By Shawntaz Crawford – SOTG Staff Writers
I get up, drink my morning coffee, and am transported back to 1955. A young man accused of whistling at a white woman is beaten to death by an incited white mob.
Unfortunately, 14-year-old Emmett Till’s perceived act while visiting family along the Mississippi Delta cost him his life.
As far as we have come as a society, lately there are so many specific moments that illustrate we may not have come as far along in race relations as we have thought. Once again, in Nashville, a black man is reminded of his place in society and that no matter how high he climbs, his career and integrity can all come into question by a preposterous accusation.
Last week, Metro Nashville Public Schools Superintendent Shawn Joseph played a snippets of Marvin Sapp’s “Never Would Have Made It” and Too $hort’s “Blow The Whistle,” as audio aides to a speech being given to illustrate how he uses music to motivates him; yet, the effort managed to offend the honor of a school board member who wasn’t even in the room.
In this age of overt sexual misconduct and me-tooism, you would think that you could tell the difference between a genuine act of chauvinism and a man making an innocent presentation to his colleagues.
On Monday morning, Nashville schools board Vice Chair Jill Speering filed an email complaint to the district’s federal program and oversight director. In the email, Speering said Joseph’s use of the Too $hort clip was “highly offensive, reprehensible and inexcusable” to play in a public setting. Later in the email, she insists that Joseph played the song to suggest that he was calling her and another school board member, Amy Frogge, a derogatory word toward women for their opposition to Joseph in recent weeks, all based on the profanity present in the song.
However, an MNPS spokesperson—and even Joseph himself—has repeatedly said that no profanities were played and that he explained the context of why he played the lyrics during the meeting. Joseph also warned the audience that the rest of the song was laced with profanities.
I once saw a magic show where I was amazed at how the magician pulled a rabbit out of a hat. I find myself transfixed by the same sense of amazement as I wonder how this woman managed to pull an overt act of disrespect out of a snippet of blow the whistle that was being used to make a point.
I don’t know whether this is a case of racism or cultural insensitivity. This woman obviously doesn’t know what “Blow The Whistle” means to Gen X-ers like Joseph and me. Yes, the lyrics are misogynistic; the lyrics are overtly sexual and disrespectful to women. But this isn’t the first popular song to have problematic lyrics.
Honestly, everything in life is a matter of context and perspective. In this context, I think it is you, Ms. Speering who is being disrespectful. I think it is you who owes Superintendent Joseph an apology. This act is not different from the accusation Carlyn made about Emmitt Till. On her deathbed, decades later she revealed that she’d exaggerated the exchange that cost Till, his mother and people of color so much emotional harm.
This is a poor attempt to leverage a white woman’s justice movement to fuel an obvious agenda to castrate yet another strong black man.
At this point, “Blow the whistle” is as important to my generation as a cherished Negro spiritual—right up there with “Lift Ev’ry Voice & Sing.”
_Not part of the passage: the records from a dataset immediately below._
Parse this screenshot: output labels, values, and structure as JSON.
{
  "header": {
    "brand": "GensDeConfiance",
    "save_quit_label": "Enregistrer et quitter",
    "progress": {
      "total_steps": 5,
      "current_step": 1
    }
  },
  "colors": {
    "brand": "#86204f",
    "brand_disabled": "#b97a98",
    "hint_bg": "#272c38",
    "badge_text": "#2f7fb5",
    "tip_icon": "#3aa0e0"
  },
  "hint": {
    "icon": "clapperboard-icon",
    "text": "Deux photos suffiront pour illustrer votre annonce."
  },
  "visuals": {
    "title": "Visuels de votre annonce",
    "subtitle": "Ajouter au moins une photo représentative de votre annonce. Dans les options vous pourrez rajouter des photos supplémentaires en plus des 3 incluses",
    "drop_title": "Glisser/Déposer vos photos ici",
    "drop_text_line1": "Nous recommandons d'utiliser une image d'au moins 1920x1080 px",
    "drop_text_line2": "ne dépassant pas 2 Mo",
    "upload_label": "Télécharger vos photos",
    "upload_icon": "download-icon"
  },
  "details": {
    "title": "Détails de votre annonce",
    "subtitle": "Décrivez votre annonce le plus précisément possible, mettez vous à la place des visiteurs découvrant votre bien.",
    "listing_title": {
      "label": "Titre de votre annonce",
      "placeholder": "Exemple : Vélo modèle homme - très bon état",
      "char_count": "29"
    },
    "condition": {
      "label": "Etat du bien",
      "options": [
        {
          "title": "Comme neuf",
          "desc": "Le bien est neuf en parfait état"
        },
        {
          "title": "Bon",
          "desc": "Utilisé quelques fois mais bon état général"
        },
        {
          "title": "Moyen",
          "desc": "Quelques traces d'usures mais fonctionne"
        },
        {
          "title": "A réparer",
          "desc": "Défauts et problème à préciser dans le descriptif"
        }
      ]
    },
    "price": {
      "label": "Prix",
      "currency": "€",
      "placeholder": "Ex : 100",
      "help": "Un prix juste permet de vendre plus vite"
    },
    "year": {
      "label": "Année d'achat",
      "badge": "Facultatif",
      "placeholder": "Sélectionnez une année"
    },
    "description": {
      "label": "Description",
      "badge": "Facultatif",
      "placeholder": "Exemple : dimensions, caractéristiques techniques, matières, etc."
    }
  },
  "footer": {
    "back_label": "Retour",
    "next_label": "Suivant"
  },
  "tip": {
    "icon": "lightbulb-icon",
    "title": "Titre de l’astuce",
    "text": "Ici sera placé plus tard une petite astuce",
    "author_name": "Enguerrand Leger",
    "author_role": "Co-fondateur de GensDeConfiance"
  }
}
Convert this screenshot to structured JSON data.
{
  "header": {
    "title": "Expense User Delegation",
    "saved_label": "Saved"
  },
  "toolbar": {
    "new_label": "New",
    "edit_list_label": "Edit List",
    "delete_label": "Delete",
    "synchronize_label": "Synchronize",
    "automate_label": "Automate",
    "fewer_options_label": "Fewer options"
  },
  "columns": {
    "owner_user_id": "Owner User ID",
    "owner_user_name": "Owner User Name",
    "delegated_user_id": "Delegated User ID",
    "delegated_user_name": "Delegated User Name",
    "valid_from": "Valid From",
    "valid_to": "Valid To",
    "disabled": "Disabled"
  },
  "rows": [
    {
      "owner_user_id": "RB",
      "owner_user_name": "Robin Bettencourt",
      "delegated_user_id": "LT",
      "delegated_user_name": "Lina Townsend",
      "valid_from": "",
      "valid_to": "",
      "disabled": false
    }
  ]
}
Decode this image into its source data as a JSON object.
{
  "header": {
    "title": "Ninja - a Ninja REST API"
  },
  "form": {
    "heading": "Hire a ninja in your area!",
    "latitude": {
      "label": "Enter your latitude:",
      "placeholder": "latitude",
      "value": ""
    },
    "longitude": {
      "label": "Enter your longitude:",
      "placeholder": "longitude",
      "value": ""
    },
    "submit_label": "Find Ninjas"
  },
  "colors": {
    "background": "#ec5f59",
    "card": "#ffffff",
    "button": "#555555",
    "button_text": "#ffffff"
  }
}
Granted, Joseph probably could have chosen another way to illustrate his point. But a large percentage of those in attendance were both unfamiliar with the song and said they were not offended by the reference. And, to his defense, how would he have known that a whistle could possibly have gotten his career killed?
Please like and share this post to make sure men like Dr. Joseph, who are doing positive things in our community, are not victims of unfair attacks of unjustice.